Tuesday, July 03, 2018

A Long, Slow, Obscure Developing Crisis

I was and remain skeptical of the notion that will power (self-regulation, putting-off-the-marshmallow, whatever you want to call it) is trainable, and I still find it difficult to imagine what the mechanism of that "training" might be, but I don't know how else to explain the steady progression in my self-control. There were changes in my life a year and a half ago that substantially reduced my stress, and which made bringing my eating under control possible, but those were one-offs, and this development seems to keep going. There's all kinds of ways in which I can self-regulate now, all kinds of planning I can undertake and carry out. Eating, spending, exercise, social media fritter: they're all becoming workable.

I suppose an explanation that doesn't involve the will being generally trainable would simply be that when you've got more will available, you construct new daily routines, and as those daily routines become habitual, the will you used to construct them becomes available for new construction. That would account for the appearance of steady progression. It looks like more and more self-regulatory power, but actually it's just that the steady finite surplus "accumulates" in the form of habits.


There also of course is just an enormously increased sense of self-efficacy. But none of this quite explains how easy it now feels -- how progressively easier it feels -- when I encounter a temptation, to shrug my shoulders and say, "sounds nice, sure, but I'm not someone who yields to temptation any more. That's not who I am."


On the other hand, I am in a long, slow, obscure developing crisis: the grandiosity of my former self -- the flip side of yielding to temptation -- has also been going away, and it leaves me up against my limitations and my mortality, in a particularly bleak way. In the last third of my life (assuming luck), what can I do that's of any use to anyone? How can I serve? I don't know. So many of my basic assumptions are dissolving, in this corrosive political atmosphere. I need to find or make a compass: I need to wake with a purpose. Eating right and exercising are well and good, but they're instrumental goals, not ultimate ones. The point of maintaining a car is that you eventually mean to drive it somewhere.

6 comments:

Jo said...

Dale, the sense of gratitude and relief I felt when I read your body essay will stay with me forever. I don't think you need to feel in crisis about not contributing. I believe it's ok live a small life, and make your little 4 square feet around you a good place in whatever way you can.

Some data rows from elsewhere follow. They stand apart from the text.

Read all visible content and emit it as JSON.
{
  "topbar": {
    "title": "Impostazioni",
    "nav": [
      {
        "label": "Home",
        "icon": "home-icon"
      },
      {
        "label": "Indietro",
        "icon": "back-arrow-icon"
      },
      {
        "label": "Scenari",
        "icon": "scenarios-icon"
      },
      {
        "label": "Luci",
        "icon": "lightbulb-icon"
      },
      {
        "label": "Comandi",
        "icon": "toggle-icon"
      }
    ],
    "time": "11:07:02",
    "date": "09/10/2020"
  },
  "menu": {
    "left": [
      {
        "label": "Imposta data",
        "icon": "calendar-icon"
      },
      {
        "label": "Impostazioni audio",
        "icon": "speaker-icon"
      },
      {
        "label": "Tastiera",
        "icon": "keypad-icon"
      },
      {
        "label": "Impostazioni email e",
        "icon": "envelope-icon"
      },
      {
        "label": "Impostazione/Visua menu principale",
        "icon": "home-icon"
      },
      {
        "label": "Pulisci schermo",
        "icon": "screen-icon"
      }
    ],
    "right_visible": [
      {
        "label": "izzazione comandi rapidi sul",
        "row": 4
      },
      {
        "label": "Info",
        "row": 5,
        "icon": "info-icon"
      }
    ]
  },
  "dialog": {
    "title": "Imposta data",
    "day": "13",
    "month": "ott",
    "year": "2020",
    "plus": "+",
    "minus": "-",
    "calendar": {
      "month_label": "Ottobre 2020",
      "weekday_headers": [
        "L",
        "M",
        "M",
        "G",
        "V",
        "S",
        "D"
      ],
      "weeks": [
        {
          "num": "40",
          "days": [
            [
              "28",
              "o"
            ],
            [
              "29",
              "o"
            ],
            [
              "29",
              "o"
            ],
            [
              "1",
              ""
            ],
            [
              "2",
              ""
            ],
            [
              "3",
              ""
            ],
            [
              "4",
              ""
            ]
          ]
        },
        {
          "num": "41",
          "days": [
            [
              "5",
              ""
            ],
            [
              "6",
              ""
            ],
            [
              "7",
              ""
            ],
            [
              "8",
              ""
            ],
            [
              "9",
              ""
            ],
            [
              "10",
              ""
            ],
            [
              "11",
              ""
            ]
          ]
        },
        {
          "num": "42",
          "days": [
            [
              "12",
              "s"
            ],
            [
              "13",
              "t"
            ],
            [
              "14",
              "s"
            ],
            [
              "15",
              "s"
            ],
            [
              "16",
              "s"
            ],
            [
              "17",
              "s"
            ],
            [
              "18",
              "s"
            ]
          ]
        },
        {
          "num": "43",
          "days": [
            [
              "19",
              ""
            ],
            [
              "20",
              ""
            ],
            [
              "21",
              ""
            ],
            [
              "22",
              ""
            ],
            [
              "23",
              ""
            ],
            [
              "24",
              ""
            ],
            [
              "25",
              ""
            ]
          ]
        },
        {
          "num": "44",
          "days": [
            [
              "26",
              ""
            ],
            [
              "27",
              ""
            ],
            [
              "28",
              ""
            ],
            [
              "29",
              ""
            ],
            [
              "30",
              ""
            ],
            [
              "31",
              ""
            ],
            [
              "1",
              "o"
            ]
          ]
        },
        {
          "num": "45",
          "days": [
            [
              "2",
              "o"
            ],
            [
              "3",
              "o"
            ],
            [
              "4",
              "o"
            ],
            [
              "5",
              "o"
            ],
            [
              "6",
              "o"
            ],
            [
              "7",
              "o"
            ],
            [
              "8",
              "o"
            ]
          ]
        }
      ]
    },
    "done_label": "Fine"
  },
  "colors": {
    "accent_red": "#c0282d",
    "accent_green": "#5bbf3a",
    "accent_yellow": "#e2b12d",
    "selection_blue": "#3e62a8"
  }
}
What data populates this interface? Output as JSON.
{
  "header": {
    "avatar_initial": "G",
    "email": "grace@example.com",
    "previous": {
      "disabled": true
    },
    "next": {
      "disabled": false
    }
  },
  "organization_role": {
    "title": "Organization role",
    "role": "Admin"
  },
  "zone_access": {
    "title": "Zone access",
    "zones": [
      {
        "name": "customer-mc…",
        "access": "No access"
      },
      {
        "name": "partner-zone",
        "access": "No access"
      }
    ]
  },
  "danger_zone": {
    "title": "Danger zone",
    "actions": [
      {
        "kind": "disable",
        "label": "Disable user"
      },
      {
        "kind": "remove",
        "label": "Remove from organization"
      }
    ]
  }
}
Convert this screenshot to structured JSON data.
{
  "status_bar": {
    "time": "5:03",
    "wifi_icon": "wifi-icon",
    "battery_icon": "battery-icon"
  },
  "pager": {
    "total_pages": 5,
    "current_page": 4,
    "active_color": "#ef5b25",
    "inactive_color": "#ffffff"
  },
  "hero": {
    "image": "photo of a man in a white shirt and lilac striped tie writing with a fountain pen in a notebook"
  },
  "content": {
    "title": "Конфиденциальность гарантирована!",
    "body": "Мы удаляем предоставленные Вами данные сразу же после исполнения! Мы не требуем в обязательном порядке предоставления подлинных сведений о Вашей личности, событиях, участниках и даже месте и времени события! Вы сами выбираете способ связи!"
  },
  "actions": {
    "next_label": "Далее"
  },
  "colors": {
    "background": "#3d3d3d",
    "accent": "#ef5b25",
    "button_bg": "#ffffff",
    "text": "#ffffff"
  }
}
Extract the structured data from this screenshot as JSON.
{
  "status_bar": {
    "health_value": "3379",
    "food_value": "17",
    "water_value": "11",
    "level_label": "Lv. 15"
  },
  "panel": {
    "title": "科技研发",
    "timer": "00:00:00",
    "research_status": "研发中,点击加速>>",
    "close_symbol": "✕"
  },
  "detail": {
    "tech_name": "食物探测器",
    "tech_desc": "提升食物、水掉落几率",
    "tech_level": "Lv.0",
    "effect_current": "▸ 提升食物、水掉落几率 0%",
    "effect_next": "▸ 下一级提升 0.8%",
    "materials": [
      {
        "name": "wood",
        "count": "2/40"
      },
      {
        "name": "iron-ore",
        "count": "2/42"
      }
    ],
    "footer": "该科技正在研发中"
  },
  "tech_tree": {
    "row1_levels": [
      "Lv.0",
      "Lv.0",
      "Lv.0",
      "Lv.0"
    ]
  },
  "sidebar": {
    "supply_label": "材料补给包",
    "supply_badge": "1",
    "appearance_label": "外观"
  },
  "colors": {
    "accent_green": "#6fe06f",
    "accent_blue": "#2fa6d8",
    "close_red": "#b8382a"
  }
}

Dale said...

xoxoxo Oh, thank you, Jo!

N. D'Arbeloff said...

"...I need to find or make a compass: I need to wake with a purpose. Eating right and exercising are well and good, but they're instrumental goals, not ultimate ones. The point of maintaining a car is that you eventually mean to drive it somewhere. "

I hear you. Hear hear!

Anonymous said...

In thinking about your contributions, I suspect you underestimate the positives for others of all varieties of your writing. And your massage activities.....?

ceci

Sabine said...

So who put that expectation into our minds and souls, to be of service, to be useful, to strive for change, to have a purpose - whatever? Always active, be active, contribute by being active?

A long time ago, I whispered to my daughter, who was searching and feeling lost:

With unfailing kindness, your life always presents what you need to learn. Whether you stay home or work or whatever, the next chapter is going to pop right up.



Dale said...

Thanks, Ceci. I've been thinking a lot more about this, and yes, what about the massage? Why am I discounting that, and the Foundation work, and the writing, all three? Mulling that over.

:-) -- And thanks, Sabine. Yes, it wouldn't need to be active, and in some ways choosing a path forward is not what actually happens -- often one's feet are already on the path one's going to "choose." I do feel the lack, though. I was browsing through some writing on happiness (as an academic field of psychological study) and one of the basic components was "meaning" or "purpose." (Not sure how many people grasp the philosophical difficulties of these concepts, but leave that aside, for the moment.) Thinking about my life, it seemed obvious to me: this is something I have had at times, but don't have now -- what happened to it? Is it recoverable, or replaceable?